The New Gen Ed Lottery System, Explained
Armed Individuals Sighted in Harvard Square Arraigned
Harvard Students Form Coalition Supporting Slave Photo Lawsuit's Demands
Police Apprehend Armed Man and Woman in Central Square
107 Faculty Called for Review of Tenure Procedures in Letter to Dean Gay
Angered by lengthy lunchtime lines, Lowell House residents have decided to fight back by implementing the College's strictest restrictions on interhouse meals.
After a lighthearted debate on Monday night, the Lowell House Committee decided to ban interhouse between noon and 12:20 p.m. and one and 1:20 p.m. on weekdays. During this period, Lowell residents will be permitted one lunch guest each, and no other outsiders will be allowed.
A Policy of "Hostility"
Discussions about the new restrictions--which one house resident jokingly referred to as a policy of "hostility" toward the rest of the campus--began about three weeks ago, when a housewide survey showed overwhelming support for limitations on interhouse.
Similar restrictions are already in place on certain days at Adams and Quincy Houses, which, like Lowell, receive a large influx of non-resident students after weekday classes.
House residents blamed the influx primarily on the large number of Quad residents who elect to eat at the river houses rather than returning to their own dining halls.
"Everyone assumes that Lowell is the only place the Quad has to eat. There are other places to eat," said Cristina Toro-Hernandez '92, "The reason Quad people eat at Lowell is because it's convenient to them.
"If they walked two to three minutes to Winthrop they'd see that it's empty," Toro-Hernandez said. "If they've been to Lowell they'd see people in line all the way out in the hall. They can wait 20 minutes."
Marcy R. Freeman '92 and Shannon M. Arnold '92 went so far as to threaten secession if no restrictions were imposed this semester.
"We just want to eat," Freeman said. "Is that so wrong?
Other methods suggested for controlling the lunchtime crowds included "branding students" and reinstituting a 1973 policy, which required guests to obtain tickets for meals.
Erich O. Fox Tree '91 noted that the 1973 rules might still be in effect. "There's nothing posted to say it's not," he said.

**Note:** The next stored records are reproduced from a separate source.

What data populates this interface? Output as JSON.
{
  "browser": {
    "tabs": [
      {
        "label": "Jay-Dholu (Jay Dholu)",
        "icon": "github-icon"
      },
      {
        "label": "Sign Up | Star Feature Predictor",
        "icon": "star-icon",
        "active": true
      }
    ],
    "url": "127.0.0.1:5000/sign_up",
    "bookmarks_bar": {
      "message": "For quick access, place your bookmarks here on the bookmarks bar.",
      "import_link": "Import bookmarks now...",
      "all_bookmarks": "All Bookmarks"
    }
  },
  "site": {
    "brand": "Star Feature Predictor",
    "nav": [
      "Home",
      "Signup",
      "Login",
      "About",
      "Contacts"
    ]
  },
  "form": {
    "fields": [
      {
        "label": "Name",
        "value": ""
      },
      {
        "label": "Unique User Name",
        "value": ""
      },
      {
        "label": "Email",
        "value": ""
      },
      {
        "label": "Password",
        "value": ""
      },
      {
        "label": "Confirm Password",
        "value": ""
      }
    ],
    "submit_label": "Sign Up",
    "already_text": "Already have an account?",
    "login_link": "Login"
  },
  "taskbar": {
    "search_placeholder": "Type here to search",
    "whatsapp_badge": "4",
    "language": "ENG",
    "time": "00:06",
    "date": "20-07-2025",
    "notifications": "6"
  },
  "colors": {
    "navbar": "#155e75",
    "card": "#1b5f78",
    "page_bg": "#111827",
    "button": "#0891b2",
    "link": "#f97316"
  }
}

The new policy will go into effect on a trial basis in about two weeks, according to house committee cochair John C. Buten '91.
Want to keep up with breaking news? Subscribe to our email newsletter.